Due to the increasing popularity of hairpin crochet during the Victorian era, in 1895, Weldon’s, the paper pattern producer, devoted the 27th series of its Weldon’s Practical Crocheter to “the furtherance of this pretty industry, which is daily rising in favour, and bids fair soon to become one of the fashionable works of the day.” As of late, hairpin crochet has been experiencing another renaissance.
Once classified as “Maltese Lace,” according to Weldon’s, “It was then executed with fine cotton upon an ordinary hairpin, and though pretty as a lace, it lacked variety, and the designs were too crude and too insufficient to retain hold in the world of fashionable needlework.” Hence, it was passed over for the other more trendy options of the era. However, with the arrival of “forks,” hairpin crochet, or “forkwork” as it was otherwise known, took off.
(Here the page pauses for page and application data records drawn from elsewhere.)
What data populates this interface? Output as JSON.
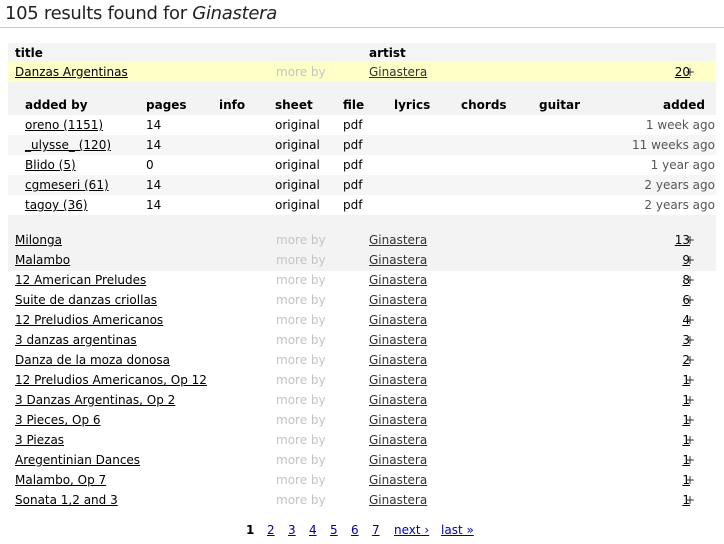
{
  "page": {
    "heading_prefix": "105 results found for ",
    "heading_query": "Ginastera"
  },
  "columns": {
    "title": "title",
    "artist": "artist"
  },
  "results": [
    {
      "title": "Danzas Argentinas",
      "more": "more by",
      "artist": "Ginastera",
      "count": "20",
      "plus": "+",
      "selected": true
    },
    {
      "title": "Milonga",
      "more": "more by",
      "artist": "Ginastera",
      "count": "13",
      "plus": "+"
    },
    {
      "title": "Malambo",
      "more": "more by",
      "artist": "Ginastera",
      "count": "9",
      "plus": "+"
    },
    {
      "title": "12 American Preludes",
      "more": "more by",
      "artist": "Ginastera",
      "count": "8",
      "plus": "+"
    },
    {
      "title": "Suite de danzas criollas",
      "more": "more by",
      "artist": "Ginastera",
      "count": "6",
      "plus": "+"
    },
    {
      "title": "12 Preludios Americanos",
      "more": "more by",
      "artist": "Ginastera",
      "count": "4",
      "plus": "+"
    },
    {
      "title": "3 danzas argentinas",
      "more": "more by",
      "artist": "Ginastera",
      "count": "3",
      "plus": "+"
    },
    {
      "title": "Danza de la moza donosa",
      "more": "more by",
      "artist": "Ginastera",
      "count": "2",
      "plus": "+"
    },
    {
      "title": "12 Preludios Americanos, Op 12",
      "more": "more by",
      "artist": "Ginastera",
      "count": "1",
      "plus": "+"
    },
    {
      "title": "3 Danzas Argentinas, Op 2",
      "more": "more by",
      "artist": "Ginastera",
      "count": "1",
      "plus": "+"
    },
    {
      "title": "3 Pieces, Op 6",
      "more": "more by",
      "artist": "Ginastera",
      "count": "1",
      "plus": "+"
    },
    {
      "title": "3 Piezas",
      "more": "more by",
      "artist": "Ginastera",
      "count": "1",
      "plus": "+"
    },
    {
      "title": "Aregentinian Dances",
      "more": "more by",
      "artist": "Ginastera",
      "count": "1",
      "plus": "+"
    },
    {
      "title": "Malambo, Op 7",
      "more": "more by",
      "artist": "Ginastera",
      "count": "1",
      "plus": "+"
    },
    {
      "title": "Sonata 1,2 and 3",
      "more": "more by",
      "artist": "Ginastera",
      "count": "1",
      "plus": "+"
    }
  ],
  "versions": {
    "headers": {
      "added_by": "added by",
      "pages": "pages",
      "info": "info",
      "sheet": "sheet",
      "file": "file",
      "lyrics": "lyrics",
      "chords": "chords",
      "guitar": "guitar",
      "added": "added"
    },
    "rows": [
      {
        "added_by": "oreno (1151)",
        "pages": "14",
        "sheet": "original",
        "file": "pdf",
        "added": "1 week ago"
      },
      {
        "added_by": "_ulysse_ (120)",
        "pages": "14",
        "sheet": "original",
        "file": "pdf",
        "added": "11 weeks ago"
      },
      {
        "added_by": "Blido (5)",
        "pages": "0",
        "sheet": "original",
        "file": "pdf",
        "added": "1 year ago"
      },
      {
        "added_by": "cgmeseri (61)",
        "pages": "14",
        "sheet": "original",
        "file": "pdf",
        "added": "2 years ago"
      },
      {
        "added_by": "tagoy (36)",
        "pages": "14",
        "sheet": "original",
        "file": "pdf",
        "added": "2 years ago"
      }
    ]
  },
  "pagination": {
    "current": "1",
    "pages": [
      "2",
      "3",
      "4",
      "5",
      "6",
      "7"
    ],
    "next": "next ›",
    "last": "last »"
  }
}
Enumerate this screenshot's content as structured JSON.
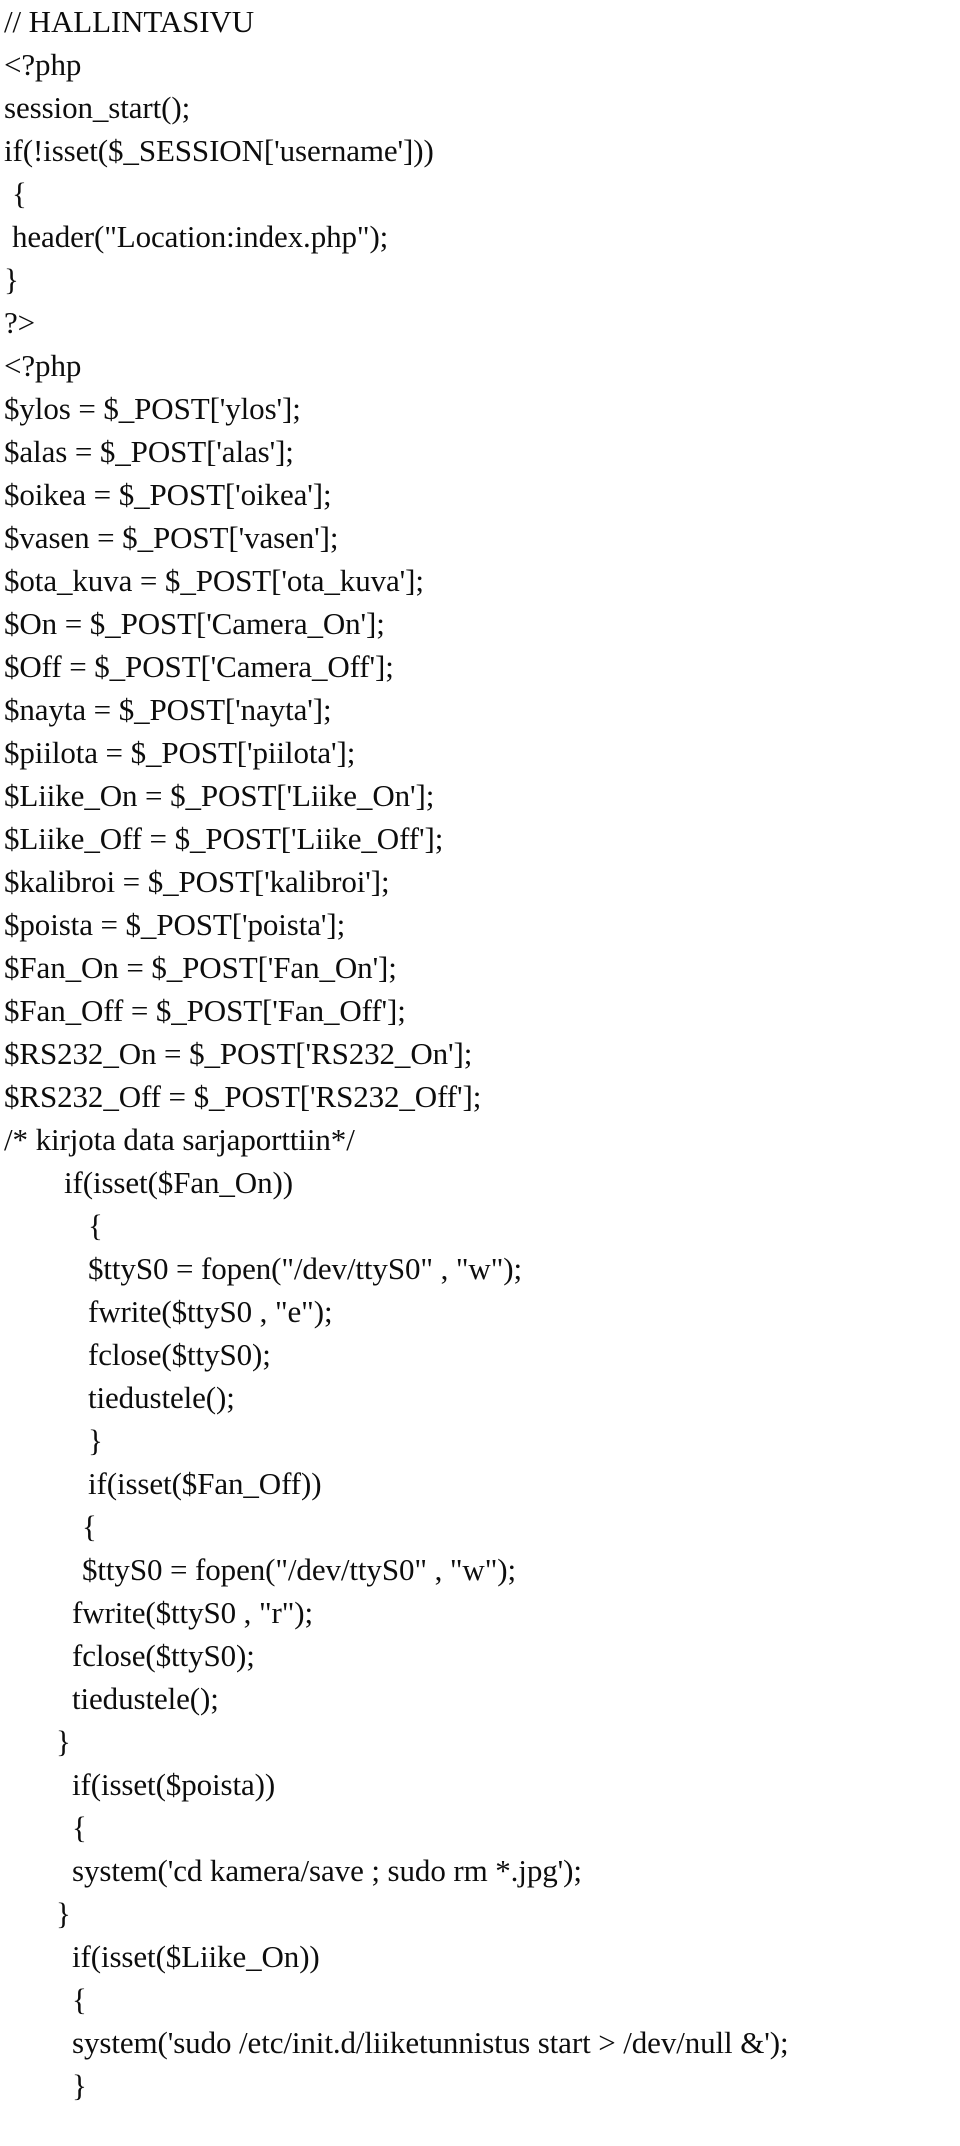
{
  "document": {
    "kind": "plain-text-source-listing",
    "language": "php",
    "background_color": "#ffffff",
    "text_color": "#0d0d0d",
    "lines": [
      {
        "indent": 0,
        "text": "// HALLINTASIVU"
      },
      {
        "indent": 0,
        "text": "<?php"
      },
      {
        "indent": 0,
        "text": "session_start();"
      },
      {
        "indent": 0,
        "text": "if(!isset($_SESSION['username']))"
      },
      {
        "indent": 1,
        "text": "{"
      },
      {
        "indent": 1,
        "text": "header(\"Location:index.php\");"
      },
      {
        "indent": 0,
        "text": "}"
      },
      {
        "indent": 0,
        "text": "?>"
      },
      {
        "indent": 0,
        "text": "<?php"
      },
      {
        "indent": 0,
        "text": "$ylos = $_POST['ylos'];"
      },
      {
        "indent": 0,
        "text": "$alas = $_POST['alas'];"
      },
      {
        "indent": 0,
        "text": "$oikea = $_POST['oikea'];"
      },
      {
        "indent": 0,
        "text": "$vasen = $_POST['vasen'];"
      },
      {
        "indent": 0,
        "text": "$ota_kuva = $_POST['ota_kuva'];"
      },
      {
        "indent": 0,
        "text": "$On = $_POST['Camera_On'];"
      },
      {
        "indent": 0,
        "text": "$Off = $_POST['Camera_Off'];"
      },
      {
        "indent": 0,
        "text": "$nayta = $_POST['nayta'];"
      },
      {
        "indent": 0,
        "text": "$piilota = $_POST['piilota'];"
      },
      {
        "indent": 0,
        "text": "$Liike_On = $_POST['Liike_On'];"
      },
      {
        "indent": 0,
        "text": "$Liike_Off = $_POST['Liike_Off'];"
      },
      {
        "indent": 0,
        "text": "$kalibroi = $_POST['kalibroi'];"
      },
      {
        "indent": 0,
        "text": "$poista = $_POST['poista'];"
      },
      {
        "indent": 0,
        "text": "$Fan_On = $_POST['Fan_On'];"
      },
      {
        "indent": 0,
        "text": "$Fan_Off = $_POST['Fan_Off'];"
      },
      {
        "indent": 0,
        "text": "$RS232_On = $_POST['RS232_On'];"
      },
      {
        "indent": 0,
        "text": "$RS232_Off = $_POST['RS232_Off'];"
      },
      {
        "indent": 0,
        "text": "/* kirjota data sarjaporttiin*/"
      },
      {
        "indent": 2,
        "text": "if(isset($Fan_On))"
      },
      {
        "indent": 3,
        "text": "{"
      },
      {
        "indent": 3,
        "text": "$ttyS0 = fopen(\"/dev/ttyS0\" , \"w\");"
      },
      {
        "indent": 3,
        "text": "fwrite($ttyS0 , \"e\");"
      },
      {
        "indent": 3,
        "text": "fclose($ttyS0);"
      },
      {
        "indent": 3,
        "text": "tiedustele();"
      },
      {
        "indent": 3,
        "text": "}"
      },
      {
        "indent": 3,
        "text": "if(isset($Fan_Off))"
      },
      {
        "indent": 4,
        "text": "{"
      },
      {
        "indent": 4,
        "text": "$ttyS0 = fopen(\"/dev/ttyS0\" , \"w\");"
      },
      {
        "indent": 5,
        "text": "fwrite($ttyS0 , \"r\");"
      },
      {
        "indent": 5,
        "text": "fclose($ttyS0);"
      },
      {
        "indent": 5,
        "text": "tiedustele();"
      },
      {
        "indent": 6,
        "text": "}"
      },
      {
        "indent": 5,
        "text": "if(isset($poista))"
      },
      {
        "indent": 5,
        "text": "{"
      },
      {
        "indent": 5,
        "text": "system('cd kamera/save ; sudo rm *.jpg');"
      },
      {
        "indent": 6,
        "text": "}"
      },
      {
        "indent": 5,
        "text": "if(isset($Liike_On))"
      },
      {
        "indent": 5,
        "text": "{"
      },
      {
        "indent": 5,
        "text": "system('sudo /etc/init.d/liiketunnistus start > /dev/null &');"
      },
      {
        "indent": 5,
        "text": "}"
      }
    ]
  }
}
Weldon’s 27th series begins with an introduction and includes information on the traditional tools and methods of hairpin crochet’s execution. Included are 28 projects with numerous illustrations. Hairpin crochet’s possibilities are endless. It makes lovely borders, edgings, and insertions. Join hairpin lace strips together and crochet a chic jacket or shawl.
The actual process itself is quite irresistible and compelling. Modern hairpin-crochet tools have come a long way since the 1890s. Many of those available at your local yarn store are adjustable and open on both ends to create endless, long and lacy strips of hairpin crochet.
PieceWork is delighted to bring you the hairpin crochet content plus so much more in the eBook Weldon's Practical Crochet 25th, 26th, 27th, and 28th Series Set. This is the exact content available to Victorian needleworkers with neither alterations nor corrections made to the original published in 1895.
Happy stitching! Elizabeth